[[ PROVIDED RECORDS open ]]
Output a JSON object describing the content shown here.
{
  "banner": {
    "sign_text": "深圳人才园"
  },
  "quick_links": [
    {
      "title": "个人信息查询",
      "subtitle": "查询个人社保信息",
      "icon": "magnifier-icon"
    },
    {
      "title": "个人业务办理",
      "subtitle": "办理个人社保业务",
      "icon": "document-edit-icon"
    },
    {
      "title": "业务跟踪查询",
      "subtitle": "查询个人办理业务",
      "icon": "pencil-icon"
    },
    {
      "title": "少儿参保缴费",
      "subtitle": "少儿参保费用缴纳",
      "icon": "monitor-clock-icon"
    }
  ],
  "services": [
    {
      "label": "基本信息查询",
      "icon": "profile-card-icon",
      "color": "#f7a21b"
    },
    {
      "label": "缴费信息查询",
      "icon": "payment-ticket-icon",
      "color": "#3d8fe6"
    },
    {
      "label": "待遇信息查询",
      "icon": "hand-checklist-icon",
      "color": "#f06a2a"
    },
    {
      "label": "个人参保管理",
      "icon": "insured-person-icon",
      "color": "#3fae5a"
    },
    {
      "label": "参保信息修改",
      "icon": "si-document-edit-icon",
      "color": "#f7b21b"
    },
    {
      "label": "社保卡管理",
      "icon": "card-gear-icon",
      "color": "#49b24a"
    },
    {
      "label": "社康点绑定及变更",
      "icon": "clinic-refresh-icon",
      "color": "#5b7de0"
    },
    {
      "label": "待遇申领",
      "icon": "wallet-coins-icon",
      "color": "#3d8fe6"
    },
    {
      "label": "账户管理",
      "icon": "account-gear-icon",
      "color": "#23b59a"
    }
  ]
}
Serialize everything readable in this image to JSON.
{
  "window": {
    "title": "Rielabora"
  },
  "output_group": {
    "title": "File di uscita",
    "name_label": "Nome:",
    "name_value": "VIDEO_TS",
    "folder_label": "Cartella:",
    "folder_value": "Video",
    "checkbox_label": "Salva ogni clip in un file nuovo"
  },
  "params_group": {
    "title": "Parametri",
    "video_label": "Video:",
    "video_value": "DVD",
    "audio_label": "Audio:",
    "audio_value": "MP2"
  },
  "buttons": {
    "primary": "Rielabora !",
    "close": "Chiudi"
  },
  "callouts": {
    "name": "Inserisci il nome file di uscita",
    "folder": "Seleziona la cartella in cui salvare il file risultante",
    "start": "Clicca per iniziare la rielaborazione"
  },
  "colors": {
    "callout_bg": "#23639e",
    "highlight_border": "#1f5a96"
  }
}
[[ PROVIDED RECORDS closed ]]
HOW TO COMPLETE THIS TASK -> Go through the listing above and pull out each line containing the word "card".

TASK RESULT ->
      "icon": "profile-card-icon",
      "icon": "card-gear-icon",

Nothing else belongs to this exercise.